As a parent, one of the scariest situations you can find yourself in is when your child swallows or inhales a foreign object. This can happen to anyone, no matter how careful you are. The important thing is to know what to do when it happens.
In this article, we will discuss the risks, treatment, and prevention of accidental ingestion or inhalation of foreign objects.
Swallowing Foreign Objects
The risks of swallowing or inhaling a foreign object depend on the size, shape, and type of the object. Small objects such as buttons, beads, coins, and marbles can become lodged in the throat, while larger objects can get stuck in the oesophagus or cause damage to the lungs.
Here is a list of 10 of the most common foreign objects swallowed or inhaled by children
- Small toys
- Button batteries
- Safety pins
- Small parts from broken toys or household items
- Balloons or balloon fragments
- Food items such as popcorn kernels or grapes
Common symptoms of foreign object ingestion or inhalation include choking, coughing, gagging, wheezing, and difficulty breathing. In some cases, the object can cause an infection or damage to the digestive system.
Image Source: iStock
What to Do If Your Child Swallows a Foreign Object
If your child is choking and coughing, but still able to breathe, encourage them to cough the object out. If your child is unable to cough, but still breathing, stand behind the child and wrap your arms around the waist.
With your hand in a fist, place the thumb-side just above the belly button. With your other hand, grasp your fist. Give quick upward thrusts into the belly until the object is dislodged or the child faints. If the child is unconscious and not breathing, call an ambulance and begin CPR.
Can My Child Pass the Object Out of Their System
One common question parents may have when their child swallows a foreign object is whether or not the object will pass through their system and be excreted in their stool.

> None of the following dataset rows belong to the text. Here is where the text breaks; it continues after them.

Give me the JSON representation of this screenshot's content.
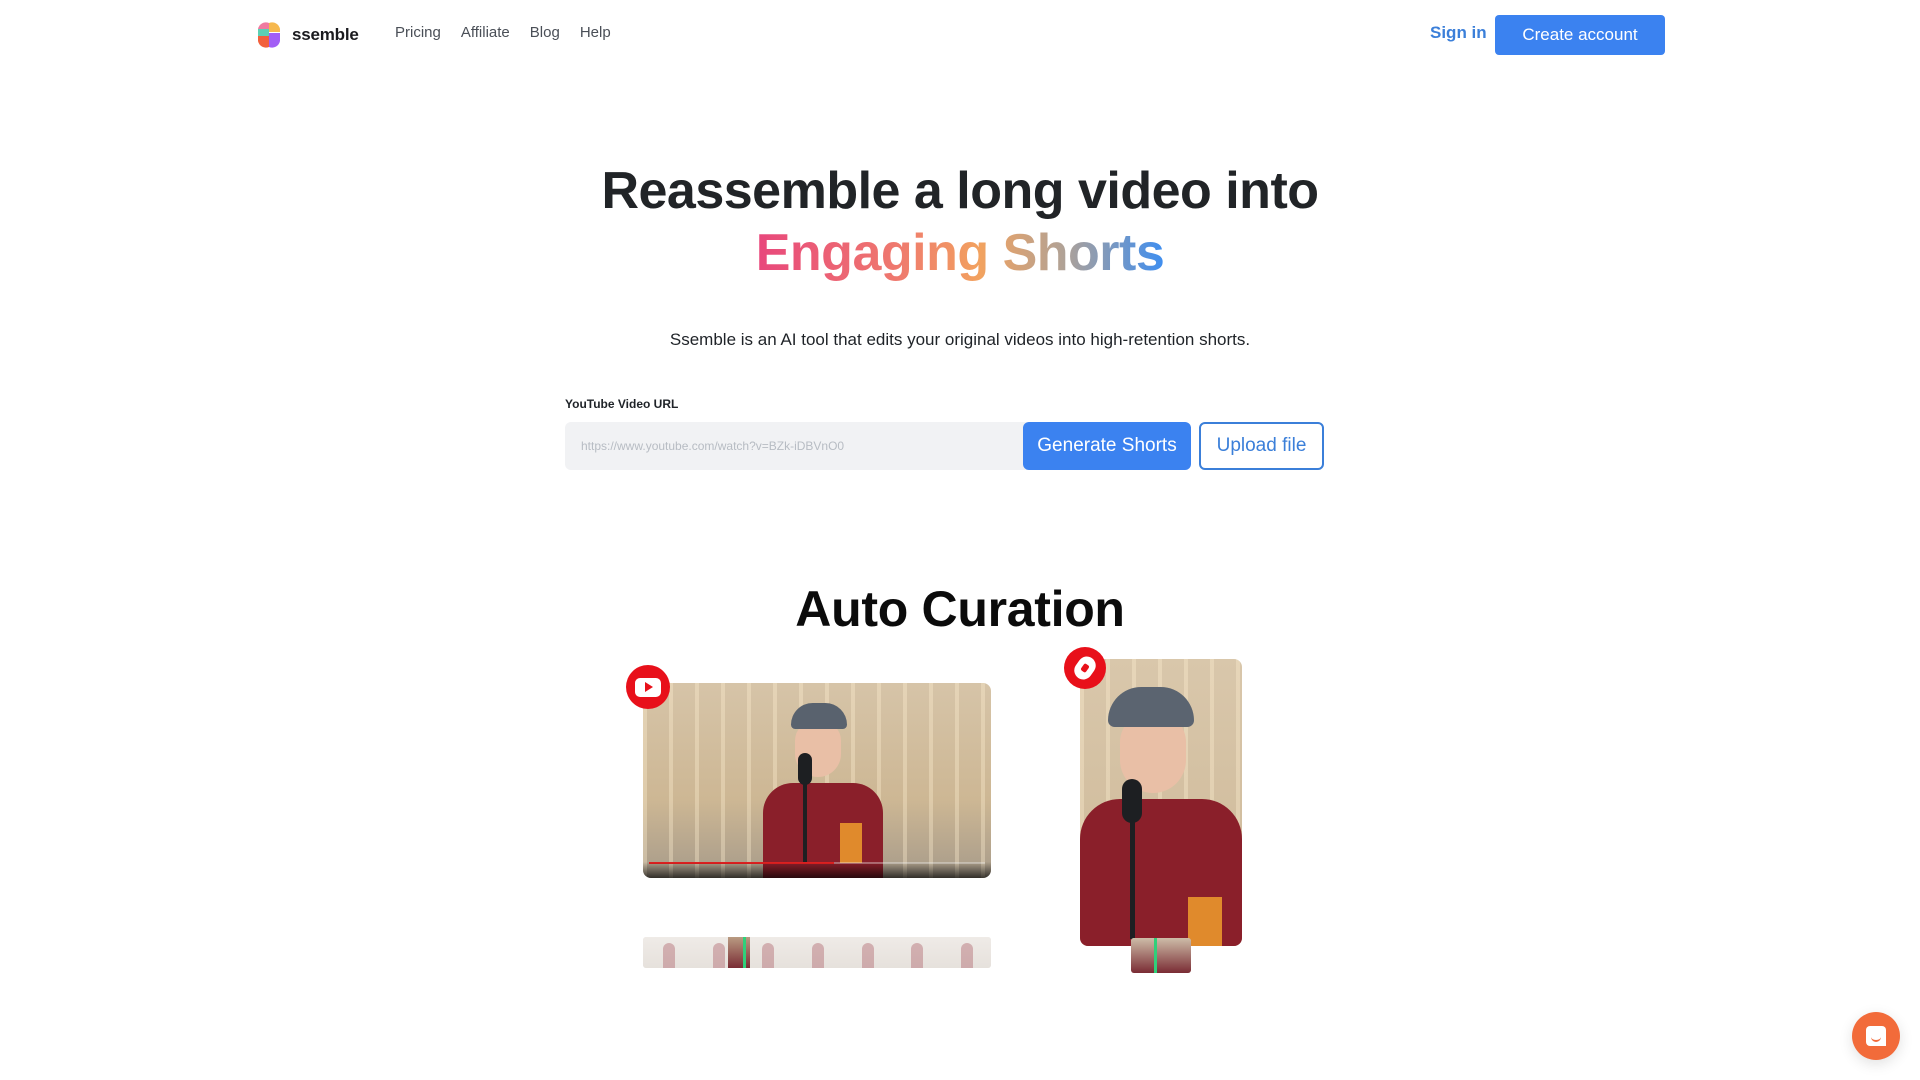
{
  "header": {
    "brand": "ssemble",
    "nav": [
      "Pricing",
      "Affiliate",
      "Blog",
      "Help"
    ],
    "sign_in": "Sign in",
    "create_account": "Create account"
  },
  "hero": {
    "title_line1": "Reassemble a long video into",
    "title_line2_word1": "Engaging",
    "title_line2_word2": "Shorts",
    "subtitle": "Ssemble is an AI tool that edits your original videos into high-retention shorts."
  },
  "form": {
    "label": "YouTube Video URL",
    "placeholder": "https://www.youtube.com/watch?v=BZk-iDBVnO0",
    "value": "",
    "generate_label": "Generate Shorts",
    "upload_label": "Upload file"
  },
  "section": {
    "title": "Auto Curation",
    "source_icon": "youtube-icon",
    "output_icon": "youtube-shorts-icon",
    "video_progress": 0.55
  },
  "colors": {
    "accent": "#3b82f0",
    "link": "#3b7fd9",
    "youtube_red": "#e8101a",
    "chat": "#f26b3a",
    "marker_green": "#2fd07a"
  },
  "chat": {
    "icon": "chat-icon"
  }
}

According to Seattle Children’s Hospital, for small, smooth objects less than 1/2 inch (12 mm) in size, checking the stool is not necessary as the object should pass through the digestive system without causing harm.
However, if your child has swallowed a larger or sharp object, or if they are experiencing symptoms such as abdominal pain or vomiting, it is important to seek medical attention immediately. In some cases, the object may need to be removed through endoscopy or surgery. It is always better to err on the side of caution when it comes to your child’s health and safety.
How to Prevent Accidents with Foreign Objects
Preventing your child from swallowing or inhaling foreign objects is the best way to avoid this scary situation. Here are a few tips to help prevent it from happening:
- Keep small objects out of reach. This includes small toys, coins, buttons, and beads.
- Avoid giving your child foods that are difficult to swallow, such as popcorn, nuts, and hard candy.
- Supervise your child while they are eating, playing, and exploring their environment.
- Teach your child not to put objects in their mouth.
- Keep toxic substances, such as cleaning products and medications, out of reach and locked away.
Accidental ingestion or inhalation of foreign objects can be a scary situation, but knowing how to respond can help prevent serious injury. If your child does swallow or inhale a foreign object, stay calm and seek medical attention immediately if needed.
Remember, prevention is the best course of action, so take steps to keep your child safe by keeping small objects out of reach, supervising them closely, and teaching them not to put objects in their mouth.
Image source: iStock
Here at theAsianparent Singapore, it’s important for us to give information that is correct, significant, and timely. But this doesn’t serve as an alternative for medical advice or medical treatment. theAsianparent Singapore is not responsible for those that would choose to drink medicines based on information from our website. If you have any doubts, we recommend consulting your doctor for clearer information.